The Christian Post has a brief report on evangelical chaplains who, despite predictions of apocalypse from some of their duller brethren, are unconcerned about the repeal of DADT because — surprise — they’ve been counseling gay soldiers all along:
As the Department of Defense transitions to an open military, active duty chaplains reported that they have long been counseling homosexual soldiers.
Army Chaplain Lt. Col. Carleton Birch said Wednesday that chaplains already have experience in counseling homosexual soldiers and will likely be able to adjust easily to an openly homosexual military.
“I’ve counseled homosexual soldiers when if I told anyone else that, they would get kicked out,” shared Birch, an evangelical.
And he doesn’t think much will change:
When asked if chaplains would be limited in their ability to serve soldiers following the “don’t ask, don’t tell” repeal, he said that no changes were necessary to protect chaplains’ rights.
He maintained, “We’ve always been able to preach and teach” and anticipate little change in the future.
He’s not alone:
Lt. Col. Lisa H. Tice, a Reformed chaplain who serves in the personnel, budget and readiness division of the Air Force Office of the Chief of Chaplains, said that Tier 1, the first phase of the military training, is geared towards chaplains.
Tice said of counseling gays, “We don’t see this as a big deal.”
Navy Chaplain Capt. John H. Lea III said the trainings will be face-to-face seminars focused on situations and scenarios. According to Lea, who has been selected to conduct the trainings in his branch, the navy has not begun its trainings.

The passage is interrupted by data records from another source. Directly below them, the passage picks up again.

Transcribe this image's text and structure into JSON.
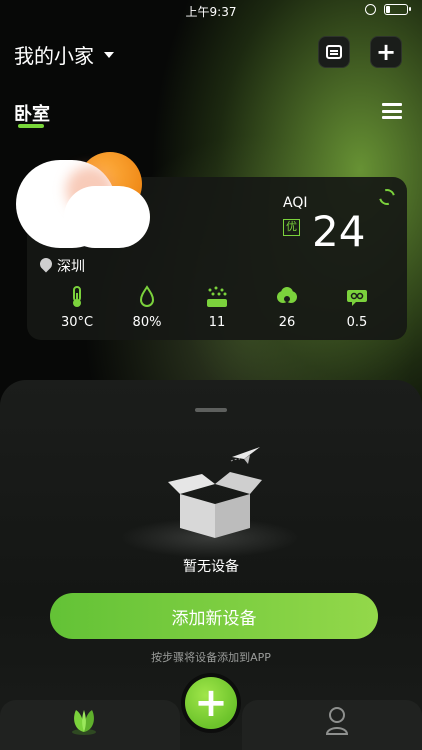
{
  "status_bar": {
    "time": "上午9:37"
  },
  "header": {
    "home_name": "我的小家"
  },
  "room": {
    "active_tab": "卧室"
  },
  "weather": {
    "city": "深圳",
    "aqi_label": "AQI",
    "aqi_level": "优",
    "aqi_value": "24",
    "metrics": [
      {
        "icon": "thermometer-icon",
        "value": "30°C"
      },
      {
        "icon": "humidity-drop-icon",
        "value": "80%"
      },
      {
        "icon": "pm25-icon",
        "value": "11"
      },
      {
        "icon": "ozone-icon",
        "value": "26"
      },
      {
        "icon": "co-icon",
        "value": "0.5"
      }
    ]
  },
  "empty_state": {
    "message": "暂无设备",
    "add_button": "添加新设备",
    "hint": "按步骤将设备添加到APP"
  },
  "colors": {
    "accent": "#7bd23c",
    "button_start": "#63c236",
    "button_end": "#93d84a"
  }
}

The Air Force, meanwhile, has begun its trainings. The trainings, according to Tice, are set up as a slideshow. Tice anticipates that there will be little conflict between chaplains and their beliefs.

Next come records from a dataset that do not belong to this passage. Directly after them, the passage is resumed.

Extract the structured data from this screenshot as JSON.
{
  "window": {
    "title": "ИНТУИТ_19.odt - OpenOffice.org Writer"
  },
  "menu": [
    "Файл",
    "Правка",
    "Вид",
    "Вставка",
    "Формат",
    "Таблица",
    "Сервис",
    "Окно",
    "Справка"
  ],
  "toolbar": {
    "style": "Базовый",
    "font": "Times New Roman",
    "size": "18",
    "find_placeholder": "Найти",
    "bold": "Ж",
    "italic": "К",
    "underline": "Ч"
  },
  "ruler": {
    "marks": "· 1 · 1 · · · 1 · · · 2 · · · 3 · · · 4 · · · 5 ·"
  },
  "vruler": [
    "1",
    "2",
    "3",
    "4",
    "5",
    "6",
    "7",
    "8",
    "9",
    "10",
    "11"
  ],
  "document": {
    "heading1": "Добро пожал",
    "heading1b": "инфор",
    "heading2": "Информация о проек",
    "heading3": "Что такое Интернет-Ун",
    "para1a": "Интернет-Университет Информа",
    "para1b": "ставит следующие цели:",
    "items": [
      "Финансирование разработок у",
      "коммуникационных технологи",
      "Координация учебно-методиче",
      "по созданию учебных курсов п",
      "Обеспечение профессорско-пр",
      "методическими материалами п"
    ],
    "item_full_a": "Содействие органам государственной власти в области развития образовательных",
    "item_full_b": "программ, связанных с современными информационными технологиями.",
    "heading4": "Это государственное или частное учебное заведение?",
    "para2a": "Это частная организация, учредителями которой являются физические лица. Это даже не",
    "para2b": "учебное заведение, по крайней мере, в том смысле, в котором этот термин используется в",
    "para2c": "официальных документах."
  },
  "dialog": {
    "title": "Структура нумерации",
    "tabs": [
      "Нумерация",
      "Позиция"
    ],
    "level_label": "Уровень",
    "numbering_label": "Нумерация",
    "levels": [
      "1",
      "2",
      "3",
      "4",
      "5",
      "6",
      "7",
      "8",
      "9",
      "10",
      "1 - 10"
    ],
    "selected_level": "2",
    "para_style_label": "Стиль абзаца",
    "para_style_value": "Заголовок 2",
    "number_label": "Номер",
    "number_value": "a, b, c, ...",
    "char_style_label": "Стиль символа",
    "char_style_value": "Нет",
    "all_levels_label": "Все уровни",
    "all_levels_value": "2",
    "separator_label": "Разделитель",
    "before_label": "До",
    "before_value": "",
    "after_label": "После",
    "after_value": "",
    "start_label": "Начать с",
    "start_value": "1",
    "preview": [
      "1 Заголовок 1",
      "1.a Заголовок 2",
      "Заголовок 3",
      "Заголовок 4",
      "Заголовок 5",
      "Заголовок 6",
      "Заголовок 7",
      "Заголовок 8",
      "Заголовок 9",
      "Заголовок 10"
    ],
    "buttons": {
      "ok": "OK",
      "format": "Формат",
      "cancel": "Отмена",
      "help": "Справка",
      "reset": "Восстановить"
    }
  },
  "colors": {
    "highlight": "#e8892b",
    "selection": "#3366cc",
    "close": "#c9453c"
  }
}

“Ministering is about providing or providing for. I cannot minister to someone who is Muslim because that is not my faith. But I can provide for him [someone else who can minister to him in his faith.] This will be a ‘providing/providing for’ issue,” expressed Tice.
She said that no air force chaplains have left the military over the DADT repeal.

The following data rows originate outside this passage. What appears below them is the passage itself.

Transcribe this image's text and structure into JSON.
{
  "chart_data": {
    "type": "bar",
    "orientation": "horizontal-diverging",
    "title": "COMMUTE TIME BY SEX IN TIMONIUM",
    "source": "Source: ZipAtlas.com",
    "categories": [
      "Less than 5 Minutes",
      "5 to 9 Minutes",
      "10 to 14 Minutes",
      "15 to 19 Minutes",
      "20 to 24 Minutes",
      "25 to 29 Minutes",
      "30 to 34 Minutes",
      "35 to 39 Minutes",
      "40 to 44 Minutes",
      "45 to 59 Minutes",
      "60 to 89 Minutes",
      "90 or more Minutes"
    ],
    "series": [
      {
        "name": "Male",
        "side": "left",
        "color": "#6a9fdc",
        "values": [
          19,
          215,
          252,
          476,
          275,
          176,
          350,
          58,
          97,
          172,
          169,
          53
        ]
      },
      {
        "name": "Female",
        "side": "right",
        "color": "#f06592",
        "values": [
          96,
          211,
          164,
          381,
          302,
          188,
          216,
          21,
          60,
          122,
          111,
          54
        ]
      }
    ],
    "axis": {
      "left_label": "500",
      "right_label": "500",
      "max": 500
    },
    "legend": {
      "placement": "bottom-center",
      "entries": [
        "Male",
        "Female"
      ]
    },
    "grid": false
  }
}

I’m quite sure that the negative reaction of a chaplain to the repeal of DADT increases in direct proportion to how bad they are at being chaplains.